→ What you have to do:
Retyping the records exactly is the whole task.

----------

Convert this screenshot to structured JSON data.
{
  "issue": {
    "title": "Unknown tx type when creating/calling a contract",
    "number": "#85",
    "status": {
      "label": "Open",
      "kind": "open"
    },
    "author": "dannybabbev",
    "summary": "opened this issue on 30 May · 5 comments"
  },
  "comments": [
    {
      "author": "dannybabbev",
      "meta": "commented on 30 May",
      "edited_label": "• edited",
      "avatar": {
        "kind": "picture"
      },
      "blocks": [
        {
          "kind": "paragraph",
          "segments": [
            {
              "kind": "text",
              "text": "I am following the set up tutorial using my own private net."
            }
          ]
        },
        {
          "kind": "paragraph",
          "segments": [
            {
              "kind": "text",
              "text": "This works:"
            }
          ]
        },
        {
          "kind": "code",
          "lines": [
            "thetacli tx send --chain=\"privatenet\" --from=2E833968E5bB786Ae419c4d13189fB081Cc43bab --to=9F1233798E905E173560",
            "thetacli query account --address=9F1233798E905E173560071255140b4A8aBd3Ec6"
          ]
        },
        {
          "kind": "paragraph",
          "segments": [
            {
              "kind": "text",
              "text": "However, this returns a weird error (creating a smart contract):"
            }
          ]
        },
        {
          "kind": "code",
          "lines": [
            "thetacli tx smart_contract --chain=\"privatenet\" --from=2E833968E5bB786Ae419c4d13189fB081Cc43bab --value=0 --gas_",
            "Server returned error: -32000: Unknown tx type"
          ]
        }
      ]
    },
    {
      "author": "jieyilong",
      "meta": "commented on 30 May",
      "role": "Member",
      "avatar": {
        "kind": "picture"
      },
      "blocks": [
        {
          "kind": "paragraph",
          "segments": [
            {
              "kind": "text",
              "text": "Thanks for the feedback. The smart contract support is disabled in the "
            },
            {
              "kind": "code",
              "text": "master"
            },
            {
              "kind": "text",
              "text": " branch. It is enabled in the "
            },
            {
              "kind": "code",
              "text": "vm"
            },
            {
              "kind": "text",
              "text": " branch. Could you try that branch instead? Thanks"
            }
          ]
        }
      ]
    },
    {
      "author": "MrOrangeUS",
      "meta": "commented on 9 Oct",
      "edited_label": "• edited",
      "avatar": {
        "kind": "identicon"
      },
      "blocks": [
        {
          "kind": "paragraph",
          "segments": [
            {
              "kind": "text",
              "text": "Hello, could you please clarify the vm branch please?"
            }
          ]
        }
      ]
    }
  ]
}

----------

→ Exercise solution:
Convert this screenshot to structured JSON data.
{
  "issue": {
    "title": "Unknown tx type when creating/calling a contract",
    "number": "#85",
    "status": {
      "label": "Open",
      "kind": "open"
    },
    "author": "dannybabbev",
    "summary": "opened this issue on 30 May · 5 comments"
  },
  "comments": [
    {
      "author": "dannybabbev",
      "meta": "commented on 30 May",
      "edited_label": "• edited",
      "avatar": {
        "kind": "picture"
      },
      "blocks": [
        {
          "kind": "paragraph",
          "segments": [
            {
              "kind": "text",
              "text": "I am following the set up tutorial using my own private net."
            }
          ]
        },
        {
          "kind": "paragraph",
          "segments": [
            {
              "kind": "text",
              "text": "This works:"
            }
          ]
        },
        {
          "kind": "code",
          "lines": [
            "thetacli tx send --chain=\"privatenet\" --from=2E833968E5bB786Ae419c4d13189fB081Cc43bab --to=9F1233798E905E173560",
            "thetacli query account --address=9F1233798E905E173560071255140b4A8aBd3Ec6"
          ]
        },
        {
          "kind": "paragraph",
          "segments": [
            {
              "kind": "text",
              "text": "However, this returns a weird error (creating a smart contract):"
            }
          ]
        },
        {
          "kind": "code",
          "lines": [
            "thetacli tx smart_contract --chain=\"privatenet\" --from=2E833968E5bB786Ae419c4d13189fB081Cc43bab --value=0 --gas_",
            "Server returned error: -32000: Unknown tx type"
          ]
        }
      ]
    },
    {
      "author": "jieyilong",
      "meta": "commented on 30 May",
      "role": "Member",
      "avatar": {
        "kind": "picture"
      },
      "blocks": [
        {
          "kind": "paragraph",
          "segments": [
            {
              "kind": "text",
              "text": "Thanks for the feedback. The smart contract support is disabled in the "
            },
            {
              "kind": "code",
              "text": "master"
            },
            {
              "kind": "text",
              "text": " branch. It is enabled in the "
            },
            {
              "kind": "code",
              "text": "vm"
            },
            {
              "kind": "text",
              "text": " branch. Could you try that branch instead? Thanks"
            }
          ]
        }
      ]
    },
    {
      "author": "MrOrangeUS",
      "meta": "commented on 9 Oct",
      "edited_label": "• edited",
      "avatar": {
        "kind": "identicon"
      },
      "blocks": [
        {
          "kind": "paragraph",
          "segments": [
            {
              "kind": "text",
              "text": "Hello, could you please clarify the vm branch please?"
            }
          ]
        }
      ]
    }
  ]
}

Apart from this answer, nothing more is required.